Originating in tropical South America, sweet potatoes are not really potatoes at all, but a delicious and nutritious member of the morning glory family. The roots of this cold-sensitive vining plant become massive and swollen, full of starch and delicious packed with Vitamin A and C, plus Potassium and Calcium. Plants are heat tolerant as well as fairly drought tolerant and unaffected by insect pests, making them a super reliable crop.

Good Companions: Beans, Beets, Dill, Thyme, Peppers/Chilli,

Bad Companions: Squash

Growing: Sweet potatoes are a long-season crop and are not grown from seed but from live plants.  They are grown from cuttings called slips that can be brought ready to plant, or grown from tubers stored from the previous year. Set cuttings/slips 12-18 inches apart on earthed up ridges or raised beds and mulch well. The mulch will warm the soil and retain moisture during dry spells.

Soil and Cultivation Requirements:

They need to grow in a sheltered spot in full sun with plenty of space for their trailing stems. They require well-drained sandy loam soil that is well composted initially when the slips are being established.
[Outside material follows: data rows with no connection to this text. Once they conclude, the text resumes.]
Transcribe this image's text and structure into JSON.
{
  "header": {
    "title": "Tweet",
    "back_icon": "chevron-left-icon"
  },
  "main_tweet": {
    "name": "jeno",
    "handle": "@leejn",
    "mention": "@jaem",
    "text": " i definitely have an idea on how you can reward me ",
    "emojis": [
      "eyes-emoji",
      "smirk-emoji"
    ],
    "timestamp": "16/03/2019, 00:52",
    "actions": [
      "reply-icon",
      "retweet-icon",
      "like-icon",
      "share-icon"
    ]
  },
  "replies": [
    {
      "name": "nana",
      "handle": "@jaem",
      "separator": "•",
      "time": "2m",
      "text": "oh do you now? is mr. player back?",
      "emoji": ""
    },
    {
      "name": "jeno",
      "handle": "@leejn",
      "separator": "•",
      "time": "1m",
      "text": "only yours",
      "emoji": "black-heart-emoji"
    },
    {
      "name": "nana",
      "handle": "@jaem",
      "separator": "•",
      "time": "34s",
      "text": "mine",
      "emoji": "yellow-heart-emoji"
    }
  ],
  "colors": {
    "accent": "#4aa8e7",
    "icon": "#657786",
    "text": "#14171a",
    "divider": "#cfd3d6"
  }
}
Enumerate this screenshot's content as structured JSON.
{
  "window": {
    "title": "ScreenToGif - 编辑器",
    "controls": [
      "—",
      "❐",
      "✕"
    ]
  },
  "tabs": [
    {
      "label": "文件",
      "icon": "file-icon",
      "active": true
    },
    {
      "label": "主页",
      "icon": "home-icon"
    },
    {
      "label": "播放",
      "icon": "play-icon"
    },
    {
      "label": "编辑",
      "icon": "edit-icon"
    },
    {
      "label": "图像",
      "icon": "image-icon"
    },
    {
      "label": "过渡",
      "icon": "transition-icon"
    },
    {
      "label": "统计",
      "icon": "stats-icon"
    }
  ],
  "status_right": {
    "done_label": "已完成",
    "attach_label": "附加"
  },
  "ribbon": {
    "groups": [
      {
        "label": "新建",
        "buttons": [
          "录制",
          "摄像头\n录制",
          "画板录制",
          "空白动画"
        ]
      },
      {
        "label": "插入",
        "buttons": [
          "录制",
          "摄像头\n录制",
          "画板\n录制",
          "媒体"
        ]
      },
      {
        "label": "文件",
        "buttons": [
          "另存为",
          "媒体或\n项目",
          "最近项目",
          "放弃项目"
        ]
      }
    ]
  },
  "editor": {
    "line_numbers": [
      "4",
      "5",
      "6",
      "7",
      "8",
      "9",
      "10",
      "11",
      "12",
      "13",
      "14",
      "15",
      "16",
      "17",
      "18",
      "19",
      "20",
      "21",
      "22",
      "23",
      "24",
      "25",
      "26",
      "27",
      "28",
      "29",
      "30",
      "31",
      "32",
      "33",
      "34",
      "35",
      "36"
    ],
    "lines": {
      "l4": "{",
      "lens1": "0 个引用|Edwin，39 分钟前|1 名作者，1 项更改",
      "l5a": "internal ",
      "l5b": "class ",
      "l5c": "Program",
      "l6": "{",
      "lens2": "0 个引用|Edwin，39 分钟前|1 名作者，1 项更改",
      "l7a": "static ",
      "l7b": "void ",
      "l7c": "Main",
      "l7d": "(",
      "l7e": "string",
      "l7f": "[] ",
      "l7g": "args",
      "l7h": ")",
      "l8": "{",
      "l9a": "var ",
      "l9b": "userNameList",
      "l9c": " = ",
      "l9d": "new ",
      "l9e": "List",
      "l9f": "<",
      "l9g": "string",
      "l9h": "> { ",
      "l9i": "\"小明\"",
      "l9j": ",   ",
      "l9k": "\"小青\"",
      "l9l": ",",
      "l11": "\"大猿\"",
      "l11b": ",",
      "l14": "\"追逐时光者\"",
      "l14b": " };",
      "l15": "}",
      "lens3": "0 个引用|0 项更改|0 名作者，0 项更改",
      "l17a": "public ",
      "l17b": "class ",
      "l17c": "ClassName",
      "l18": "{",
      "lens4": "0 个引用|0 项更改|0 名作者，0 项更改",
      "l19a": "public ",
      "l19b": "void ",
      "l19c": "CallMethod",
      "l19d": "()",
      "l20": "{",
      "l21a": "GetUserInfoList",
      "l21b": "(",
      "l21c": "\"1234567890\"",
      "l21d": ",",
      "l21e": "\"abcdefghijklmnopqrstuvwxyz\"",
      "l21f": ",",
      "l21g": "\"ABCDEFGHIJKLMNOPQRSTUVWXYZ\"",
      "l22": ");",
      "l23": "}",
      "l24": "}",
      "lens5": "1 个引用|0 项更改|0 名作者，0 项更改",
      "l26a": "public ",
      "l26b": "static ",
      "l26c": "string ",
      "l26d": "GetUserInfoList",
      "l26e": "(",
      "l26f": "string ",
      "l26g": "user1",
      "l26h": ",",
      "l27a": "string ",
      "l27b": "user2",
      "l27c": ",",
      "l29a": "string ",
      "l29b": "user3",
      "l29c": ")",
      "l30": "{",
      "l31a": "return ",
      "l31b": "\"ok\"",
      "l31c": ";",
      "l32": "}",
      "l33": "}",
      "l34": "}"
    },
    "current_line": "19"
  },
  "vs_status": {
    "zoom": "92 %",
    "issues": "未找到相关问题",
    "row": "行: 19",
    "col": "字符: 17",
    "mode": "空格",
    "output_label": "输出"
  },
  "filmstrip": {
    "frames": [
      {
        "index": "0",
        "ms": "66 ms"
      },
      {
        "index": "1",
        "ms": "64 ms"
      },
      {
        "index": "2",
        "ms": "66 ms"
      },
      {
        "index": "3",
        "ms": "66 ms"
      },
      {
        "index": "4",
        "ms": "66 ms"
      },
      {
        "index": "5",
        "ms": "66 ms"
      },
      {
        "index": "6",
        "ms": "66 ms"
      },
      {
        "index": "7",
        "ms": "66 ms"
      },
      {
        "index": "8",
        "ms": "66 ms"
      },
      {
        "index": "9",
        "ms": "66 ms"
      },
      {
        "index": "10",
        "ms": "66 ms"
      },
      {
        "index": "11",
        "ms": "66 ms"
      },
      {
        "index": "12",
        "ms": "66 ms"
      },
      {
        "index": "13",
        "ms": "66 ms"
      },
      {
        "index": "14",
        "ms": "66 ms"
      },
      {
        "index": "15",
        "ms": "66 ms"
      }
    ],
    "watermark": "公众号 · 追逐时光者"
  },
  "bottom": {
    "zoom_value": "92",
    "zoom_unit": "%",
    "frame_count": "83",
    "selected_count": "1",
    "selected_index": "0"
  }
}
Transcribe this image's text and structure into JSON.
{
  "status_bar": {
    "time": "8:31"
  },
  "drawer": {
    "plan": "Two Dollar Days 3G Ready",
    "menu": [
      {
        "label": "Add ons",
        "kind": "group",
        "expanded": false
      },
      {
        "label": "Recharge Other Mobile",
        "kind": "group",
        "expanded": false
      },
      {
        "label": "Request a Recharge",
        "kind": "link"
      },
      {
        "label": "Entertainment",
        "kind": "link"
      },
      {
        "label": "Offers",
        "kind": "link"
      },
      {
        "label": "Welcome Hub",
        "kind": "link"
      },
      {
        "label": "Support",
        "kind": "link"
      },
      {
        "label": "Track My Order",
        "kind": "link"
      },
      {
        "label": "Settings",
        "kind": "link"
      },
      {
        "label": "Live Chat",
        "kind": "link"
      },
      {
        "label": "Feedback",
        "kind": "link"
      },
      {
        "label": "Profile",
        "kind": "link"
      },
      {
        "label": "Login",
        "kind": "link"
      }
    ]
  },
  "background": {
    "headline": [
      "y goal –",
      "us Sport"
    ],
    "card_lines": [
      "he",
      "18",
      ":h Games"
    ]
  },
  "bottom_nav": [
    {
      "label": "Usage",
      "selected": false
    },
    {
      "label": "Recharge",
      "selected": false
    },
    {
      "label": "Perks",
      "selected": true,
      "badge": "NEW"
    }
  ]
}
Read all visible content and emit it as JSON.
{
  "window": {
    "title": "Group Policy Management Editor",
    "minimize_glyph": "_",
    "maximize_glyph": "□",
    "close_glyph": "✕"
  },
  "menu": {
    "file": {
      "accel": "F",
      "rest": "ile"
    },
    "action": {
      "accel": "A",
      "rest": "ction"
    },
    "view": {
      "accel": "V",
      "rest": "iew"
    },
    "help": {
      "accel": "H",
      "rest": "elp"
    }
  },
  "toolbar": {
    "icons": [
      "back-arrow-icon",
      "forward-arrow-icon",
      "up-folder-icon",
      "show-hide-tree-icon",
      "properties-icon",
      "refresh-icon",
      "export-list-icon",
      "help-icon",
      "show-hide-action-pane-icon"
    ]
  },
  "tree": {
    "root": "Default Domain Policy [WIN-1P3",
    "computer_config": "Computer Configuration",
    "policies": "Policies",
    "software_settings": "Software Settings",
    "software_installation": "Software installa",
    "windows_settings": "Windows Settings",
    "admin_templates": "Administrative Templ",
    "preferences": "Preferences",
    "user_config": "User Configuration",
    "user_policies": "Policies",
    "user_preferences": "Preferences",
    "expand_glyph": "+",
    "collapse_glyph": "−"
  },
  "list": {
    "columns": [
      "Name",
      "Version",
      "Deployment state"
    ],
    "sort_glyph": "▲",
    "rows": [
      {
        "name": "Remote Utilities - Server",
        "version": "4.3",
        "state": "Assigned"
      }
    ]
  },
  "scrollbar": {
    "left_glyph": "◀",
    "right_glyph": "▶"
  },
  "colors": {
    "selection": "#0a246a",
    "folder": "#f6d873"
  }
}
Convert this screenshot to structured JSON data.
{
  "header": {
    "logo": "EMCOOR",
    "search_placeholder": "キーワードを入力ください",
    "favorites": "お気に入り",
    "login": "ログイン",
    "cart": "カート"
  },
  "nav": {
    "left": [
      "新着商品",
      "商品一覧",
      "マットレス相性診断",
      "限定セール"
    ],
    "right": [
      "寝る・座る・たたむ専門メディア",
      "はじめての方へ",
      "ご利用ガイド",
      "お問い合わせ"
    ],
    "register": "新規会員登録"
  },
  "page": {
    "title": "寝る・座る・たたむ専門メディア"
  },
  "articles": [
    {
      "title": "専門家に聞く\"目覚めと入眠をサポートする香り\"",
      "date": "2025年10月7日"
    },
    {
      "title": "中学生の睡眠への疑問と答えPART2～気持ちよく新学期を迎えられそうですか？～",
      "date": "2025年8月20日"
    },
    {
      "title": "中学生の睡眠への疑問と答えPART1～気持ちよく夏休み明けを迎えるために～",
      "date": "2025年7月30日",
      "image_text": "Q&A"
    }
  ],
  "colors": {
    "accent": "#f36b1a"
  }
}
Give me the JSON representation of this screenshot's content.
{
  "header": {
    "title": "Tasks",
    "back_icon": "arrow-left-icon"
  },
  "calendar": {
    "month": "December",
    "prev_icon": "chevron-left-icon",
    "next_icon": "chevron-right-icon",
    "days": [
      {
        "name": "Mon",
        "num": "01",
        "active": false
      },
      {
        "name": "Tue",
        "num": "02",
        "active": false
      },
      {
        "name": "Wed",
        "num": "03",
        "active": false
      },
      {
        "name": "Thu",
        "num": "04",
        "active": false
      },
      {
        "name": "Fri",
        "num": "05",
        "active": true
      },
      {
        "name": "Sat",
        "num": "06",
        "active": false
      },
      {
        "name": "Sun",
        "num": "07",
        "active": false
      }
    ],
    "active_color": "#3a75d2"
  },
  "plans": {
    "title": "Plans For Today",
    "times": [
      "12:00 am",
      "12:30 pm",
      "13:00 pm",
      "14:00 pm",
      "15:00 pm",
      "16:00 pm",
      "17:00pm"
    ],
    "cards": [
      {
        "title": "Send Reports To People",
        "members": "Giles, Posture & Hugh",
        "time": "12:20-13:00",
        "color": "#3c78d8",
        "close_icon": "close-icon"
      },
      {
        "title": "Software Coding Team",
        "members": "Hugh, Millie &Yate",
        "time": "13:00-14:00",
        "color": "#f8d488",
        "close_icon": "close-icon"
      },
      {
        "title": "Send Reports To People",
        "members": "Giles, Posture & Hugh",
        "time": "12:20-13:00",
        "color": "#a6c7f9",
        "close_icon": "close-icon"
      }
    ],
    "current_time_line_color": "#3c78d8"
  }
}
Weed around them carefully to avoid damaging the tubers forming underground.

Irrigation: Water freshly planted slips regularly until they establish, after which they need very little watering, even in dry spells. Occasional sprinkler irrigation works best. Avoid overwatering, especially on heavy clay soils, or the tubers produced will be thin and tasteless.

Harvesting and Storing:

The tubers can be dug and eaten at any time once they are large enough (after 3-4 months depending on the variety. Harvest as soon as vines begin to blacken, as the roots will rot very quickly after leaves turn black. Dig with a spade, then leave the fresh tubers out in the sun to dry for the afternoon. Next you will want to cure the sweet potatoes to ensure good storage quality and reportedly a better taste than uncured roots. (The best way to cure is to place dry roots in a box lined with newspaper in a warm room with humidity around 85 percent. Let roots cure for about 10 days. After curing they can be kept for months in a cool dry storeroom.) They don’t have issues being exposed to light and they wont turn green like potatoes. Handle small batches at a time since they don’t mind staying in the ground for long periods, especially in warm weather.